WHAT IS NEEDED => Copies of all lines that contain "icon" are needed; take them from the data below.

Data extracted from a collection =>

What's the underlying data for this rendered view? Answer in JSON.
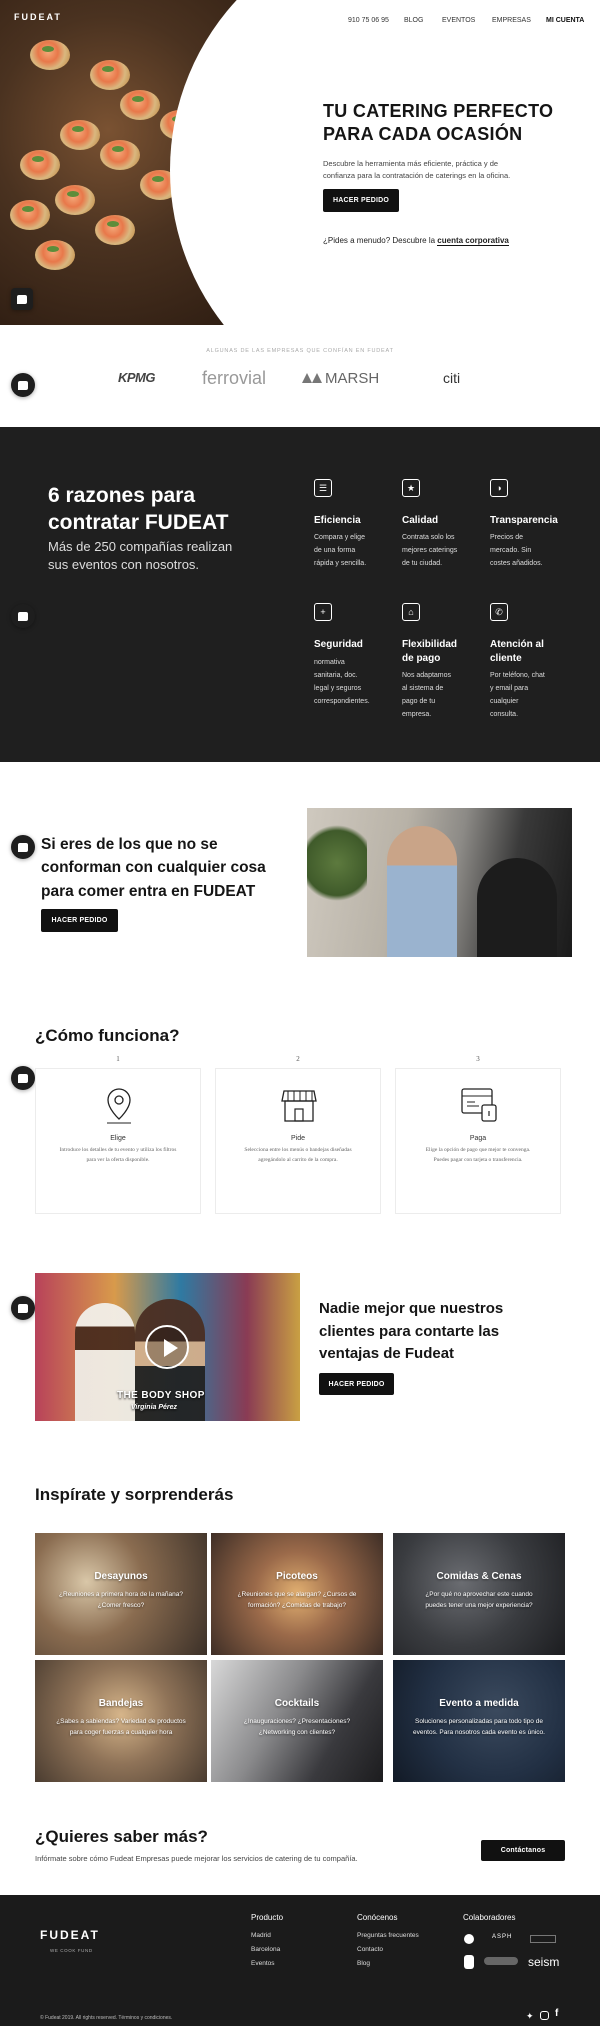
{
  "nav": {
    "logo": "FUDEAT",
    "phone": "910 75 06 95",
    "blog": "BLOG",
    "eventos": "EVENTOS",
    "empresas": "EMPRESAS",
    "account": "MI CUENTA"
  },
  "hero": {
    "title_line1": "TU CATERING PERFECTO",
    "title_line2": "PARA CADA OCASIÓN",
    "desc_line1": "Descubre la herramienta más eficiente, práctica y de",
    "desc_line2": "confianza para la contratación de caterings en la oficina.",
    "cta": "HACER PEDIDO",
    "menu_prefix": "¿Pides a menudo? Descubre la ",
    "menu_link": "cuenta corporativa"
  },
  "clients": {
    "caption": "ALGUNAS DE LAS EMPRESAS QUE CONFÍAN EN FUDEAT",
    "logos": [
      "KPMG",
      "ferrovial",
      "MARSH",
      "citi"
    ]
  },
  "reasons": {
    "heading_line1": "6 razones para",
    "heading_line2": "contratar FUDEAT",
    "sub_line1": "Más de 250 compañías realizan",
    "sub_line2": "sus eventos con nosotros.",
    "items": [
      {
        "icon": "list-icon",
        "title": "Eficiencia",
        "lines": [
          "Compara y elige",
          "de una forma",
          "rápida y sencilla."
        ]
      },
      {
        "icon": "star-icon",
        "title": "Calidad",
        "lines": [
          "Contrata solo los",
          "mejores caterings",
          "de tu ciudad."
        ]
      },
      {
        "icon": "contrast-icon",
        "title": "Transparencia",
        "lines": [
          "Precios de",
          "mercado. Sin",
          "costes añadidos."
        ]
      },
      {
        "icon": "plus-icon",
        "title": "Seguridad",
        "lines": [
          "normativa",
          "sanitaria, doc.",
          "legal y seguros",
          "correspondientes."
        ]
      },
      {
        "icon": "bank-icon",
        "title_lines": [
          "Flexibilidad",
          "de pago"
        ],
        "lines": [
          "Nos adaptamos",
          "al sistema de",
          "pago de tu",
          "empresa."
        ]
      },
      {
        "icon": "phone-icon",
        "title_lines": [
          "Atención al",
          "cliente"
        ],
        "lines": [
          "Por teléfono, chat",
          "y email para",
          "cualquier",
          "consulta."
        ]
      }
    ]
  },
  "conform": {
    "line1": "Si eres de los que no se",
    "line2": "conforman con cualquier cosa",
    "line3": "para comer entra en FUDEAT",
    "cta": "HACER PEDIDO"
  },
  "how": {
    "heading": "¿Cómo funciona?",
    "steps": [
      {
        "num": "1",
        "icon": "map-pin-icon",
        "title": "Elige",
        "lines": [
          "Introduce los detalles de tu evento y utiliza los filtros",
          "para ver la oferta disponible."
        ]
      },
      {
        "num": "2",
        "icon": "shop-icon",
        "title": "Pide",
        "lines": [
          "Selecciona entre los menús o bandejas diseñadas",
          "agregándolo al carrito de la compra."
        ]
      },
      {
        "num": "3",
        "icon": "payment-icon",
        "title": "Paga",
        "lines": [
          "Elige la opción de pago que mejor te convenga.",
          "Puedes pagar con tarjeta o transferencia."
        ]
      }
    ]
  },
  "video": {
    "brand": "THE BODY SHOP",
    "person": "Virginia Pérez",
    "line1": "Nadie mejor que nuestros",
    "line2": "clientes para contarte las",
    "line3": "ventajas de Fudeat",
    "cta": "HACER PEDIDO"
  },
  "inspire": {
    "heading": "Inspírate y sorprenderás",
    "tiles": [
      {
        "title": "Desayunos",
        "lines": [
          "¿Reuniones a primera hora de la mañana?",
          "¿Comer fresco?"
        ],
        "color": "#5b4a3c"
      },
      {
        "title": "Picoteos",
        "lines": [
          "¿Reuniones que se alargan? ¿Cursos de",
          "formación? ¿Comidas de trabajo?"
        ],
        "color": "#6b5648"
      },
      {
        "title": "Comidas & Cenas",
        "lines": [
          "¿Por qué no aprovechar este cuando",
          "puedes tener una mejor experiencia?"
        ],
        "color": "#2f3136"
      },
      {
        "title": "Bandejas",
        "lines": [
          "¿Sabes a sabiendas? Variedad de productos",
          "para coger fuerzas a cualquier hora"
        ],
        "color": "#7a6a5a"
      },
      {
        "title": "Cocktails",
        "lines": [
          "¿Inauguraciones? ¿Presentaciones?",
          "¿Networking con clientes?"
        ],
        "color": "#4a4a4e"
      },
      {
        "title": "Evento a medida",
        "lines": [
          "Soluciones personalizadas para todo tipo de",
          "eventos. Para nosotros cada evento es único."
        ],
        "color": "#263242"
      }
    ]
  },
  "more": {
    "heading": "¿Quieres saber más?",
    "text": "Infórmate sobre cómo Fudeat Empresas puede mejorar los servicios de catering de tu compañía.",
    "cta": "Contáctanos"
  },
  "footer": {
    "logo": "FUDEAT",
    "tagline": "WE COOK FUND",
    "col1_title": "Producto",
    "col1_links": [
      "Madrid",
      "Barcelona",
      "Eventos"
    ],
    "col2_title": "Conócenos",
    "col2_links": [
      "Preguntas frecuentes",
      "Contacto",
      "Blog"
    ],
    "col3_title": "Colaboradores",
    "partners": [
      "ASPH",
      "seism"
    ],
    "copyright": "© Fudeat 2019. All rights reserved. Términos y condiciones."
  }
}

WRITTEN REPLY =>
        "icon": "list-icon",
        "icon": "star-icon",
        "icon": "contrast-icon",
        "icon": "plus-icon",
        "icon": "bank-icon",
        "icon": "phone-icon",
        "icon": "map-pin-icon",
        "icon": "shop-icon",
        "icon": "payment-icon",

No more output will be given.